Here's one more look at something we're told not to do all the time that, if you go just a little deeper, may help you understand more about the world - and be more uniquely yourself in the process!
Listen to bad advice (but you don't have to take it!)
Here's a little nugget of wisdom I remembered from Anthropology 101: Everything has a purpose.
That doesn't mean it's a good purpose, or a purpose that's going to help everyone. A lot of the time, what helps one group take power leaves another group oppressed and left in the dust. Get-rich-quick schemes leave you with a burst financial bubble, and corrupt politicians break their promises and betray the people who put them in power.
But here's the thing: you know that phrase "follow the money"? Even if there's no money to follow, follow the "why". Someone is benefitting from all this, whether it's for quick money, more followers, or even just to feel good about themselves. And the people who take the bad advice? What are they getting? A sense of security? An outlet for their anger?
Sometimes there's an even bigger picture: what's happening in the lives of these people, the schemers and bullies of the world, that keeps them from stepping up and just putting good ideas in those places? Were they the victims of bad systems once before? Are there bad ideas in place that are keeping them mean or deceitful, because they think that's what the world has to really be like - instead of stepping up and changing their own behavior to something that works?
In the Tarot, the Devil card isn't actually about any real figure. You can believe in the Devil, or you can think he's a mythical figure, but the Devil card is about the things that bind us - often by our own choice. He's the addiction, the defeating self-talk, the bad habits, the mental chains we wear. He's what happens when we start listening to bad advice, instead of listening to our higher selves.
The Devil from the Ceremonial Magick Tarot, by Lon Duquette, is a great illustration of this. Even if you don't know much about ceremonial magick (and I'm still learning myself!), take look at the crows on either side of his face.
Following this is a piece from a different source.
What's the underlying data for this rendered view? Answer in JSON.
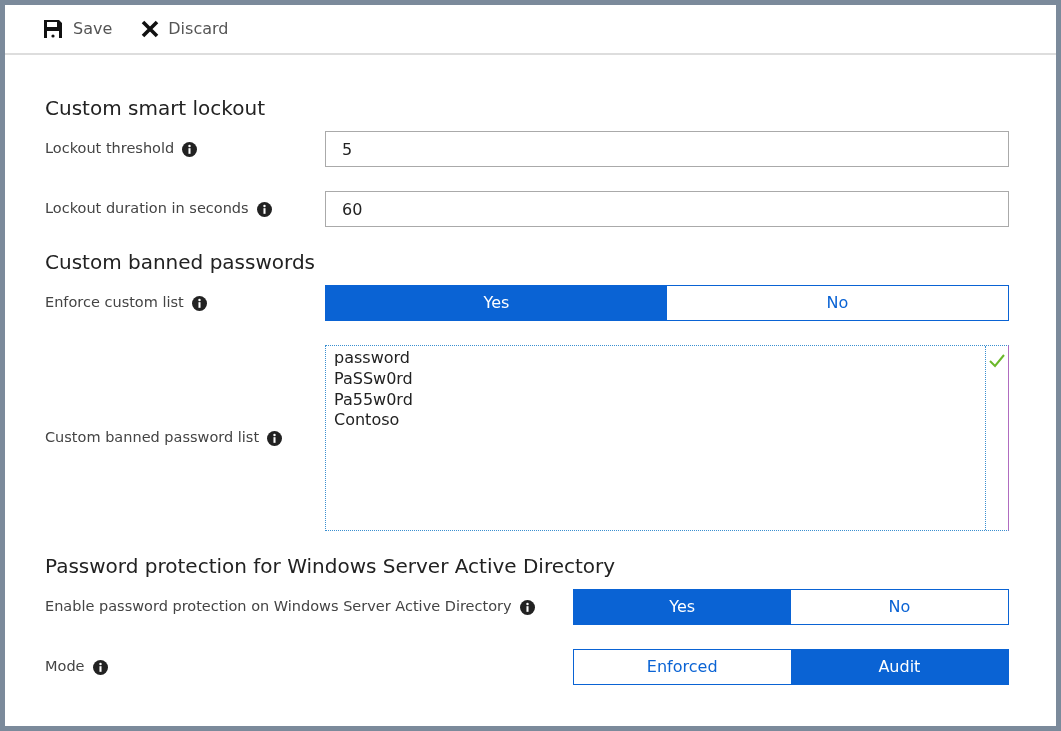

They remind me a lot of double talk, and negative self-talk, and all the chatter in our lives from all angles. We may be smart enough to discount it, but we don't really think about what to do instead.
So use this exercise for yourself. You know the things you tell yourself late at night? The stuff that the musical 'title of show' so brilliantly calls the "vampires", the soul-sucking fear you're not good or creative or brave enough? Don't take that advice, but look at it for a second.
Where is it coming from? If you follow it, what will it help? Will it make you feel safer? More comfortable? Once you find out why you're telling yourself to just quit and go home, you can burst through the block with the good advice - the source of truth.
Don't take the bad advice. Don't even take it to heart. But if you look at all the bad advice out there, you'll get a lot closer to the good advice that will serve you well. Deep down, you know the difference.